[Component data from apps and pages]
────────────────────

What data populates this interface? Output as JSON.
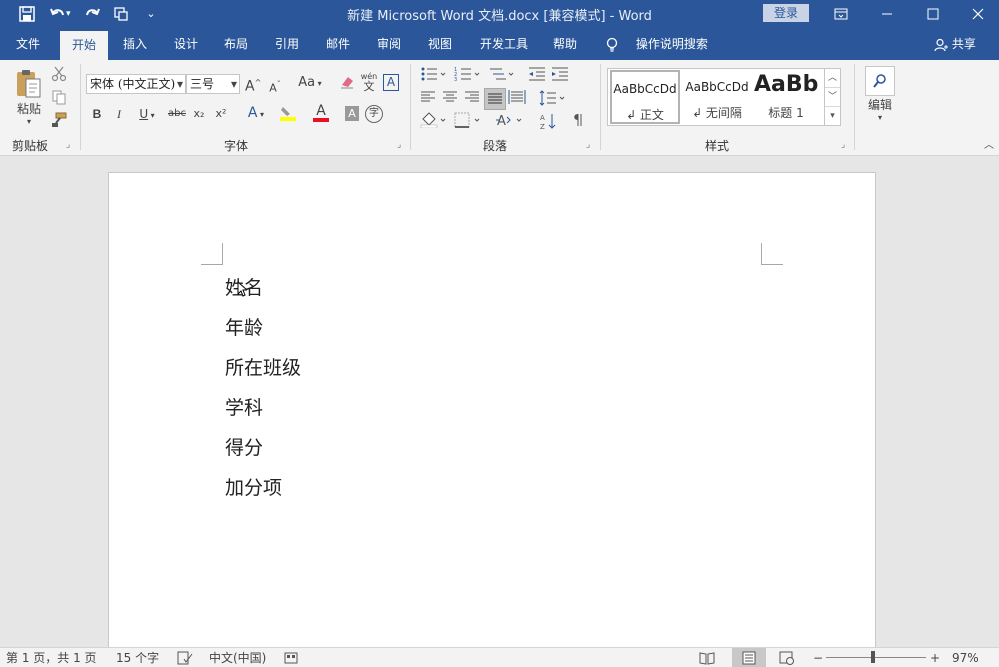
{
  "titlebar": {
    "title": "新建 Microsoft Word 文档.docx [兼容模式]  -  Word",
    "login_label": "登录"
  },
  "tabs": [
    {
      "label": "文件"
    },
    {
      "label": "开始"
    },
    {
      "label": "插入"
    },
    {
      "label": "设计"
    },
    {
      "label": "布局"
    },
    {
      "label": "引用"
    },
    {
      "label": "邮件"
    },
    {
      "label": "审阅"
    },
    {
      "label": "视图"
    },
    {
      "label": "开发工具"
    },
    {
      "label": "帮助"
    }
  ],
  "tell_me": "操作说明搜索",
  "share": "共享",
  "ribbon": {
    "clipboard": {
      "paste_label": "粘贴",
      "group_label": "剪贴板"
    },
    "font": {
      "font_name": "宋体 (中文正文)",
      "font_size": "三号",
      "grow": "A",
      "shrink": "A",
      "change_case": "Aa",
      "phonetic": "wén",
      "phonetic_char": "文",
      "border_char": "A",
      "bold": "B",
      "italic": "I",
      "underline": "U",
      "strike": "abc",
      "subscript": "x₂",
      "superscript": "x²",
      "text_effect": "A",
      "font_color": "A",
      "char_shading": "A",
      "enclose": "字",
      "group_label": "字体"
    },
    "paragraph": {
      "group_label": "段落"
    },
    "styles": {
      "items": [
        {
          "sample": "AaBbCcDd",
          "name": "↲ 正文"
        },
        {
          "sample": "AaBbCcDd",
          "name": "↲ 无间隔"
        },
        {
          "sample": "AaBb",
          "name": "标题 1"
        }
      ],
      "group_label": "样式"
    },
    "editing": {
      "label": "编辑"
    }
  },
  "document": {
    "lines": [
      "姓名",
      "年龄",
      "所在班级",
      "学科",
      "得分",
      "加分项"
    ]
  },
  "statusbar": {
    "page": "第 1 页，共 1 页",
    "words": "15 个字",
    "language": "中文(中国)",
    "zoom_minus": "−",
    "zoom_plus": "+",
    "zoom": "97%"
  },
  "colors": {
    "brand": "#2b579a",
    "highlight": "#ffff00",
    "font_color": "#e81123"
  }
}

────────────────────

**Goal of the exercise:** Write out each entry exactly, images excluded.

**Completed exercise:**
What data populates this interface? Output as JSON.
{
  "titlebar": {
    "title": "新建 Microsoft Word 文档.docx [兼容模式]  -  Word",
    "login_label": "登录"
  },
  "tabs": [
    {
      "label": "文件"
    },
    {
      "label": "开始"
    },
    {
      "label": "插入"
    },
    {
      "label": "设计"
    },
    {
      "label": "布局"
    },
    {
      "label": "引用"
    },
    {
      "label": "邮件"
    },
    {
      "label": "审阅"
    },
    {
      "label": "视图"
    },
    {
      "label": "开发工具"
    },
    {
      "label": "帮助"
    }
  ],
  "tell_me": "操作说明搜索",
  "share": "共享",
  "ribbon": {
    "clipboard": {
      "paste_label": "粘贴",
      "group_label": "剪贴板"
    },
    "font": {
      "font_name": "宋体 (中文正文)",
      "font_size": "三号",
      "grow": "A",
      "shrink": "A",
      "change_case": "Aa",
      "phonetic": "wén",
      "phonetic_char": "文",
      "border_char": "A",
      "bold": "B",
      "italic": "I",
      "underline": "U",
      "strike": "abc",
      "subscript": "x₂",
      "superscript": "x²",
      "text_effect": "A",
      "font_color": "A",
      "char_shading": "A",
      "enclose": "字",
      "group_label": "字体"
    },
    "paragraph": {
      "group_label": "段落"
    },
    "styles": {
      "items": [
        {
          "sample": "AaBbCcDd",
          "name": "↲ 正文"
        },
        {
          "sample": "AaBbCcDd",
          "name": "↲ 无间隔"
        },
        {
          "sample": "AaBb",
          "name": "标题 1"
        }
      ],
      "group_label": "样式"
    },
    "editing": {
      "label": "编辑"
    }
  },
  "document": {
    "lines": [
      "姓名",
      "年龄",
      "所在班级",
      "学科",
      "得分",
      "加分项"
    ]
  },
  "statusbar": {
    "page": "第 1 页，共 1 页",
    "words": "15 个字",
    "language": "中文(中国)",
    "zoom_minus": "−",
    "zoom_plus": "+",
    "zoom": "97%"
  },
  "colors": {
    "brand": "#2b579a",
    "highlight": "#ffff00",
    "font_color": "#e81123"
  }
}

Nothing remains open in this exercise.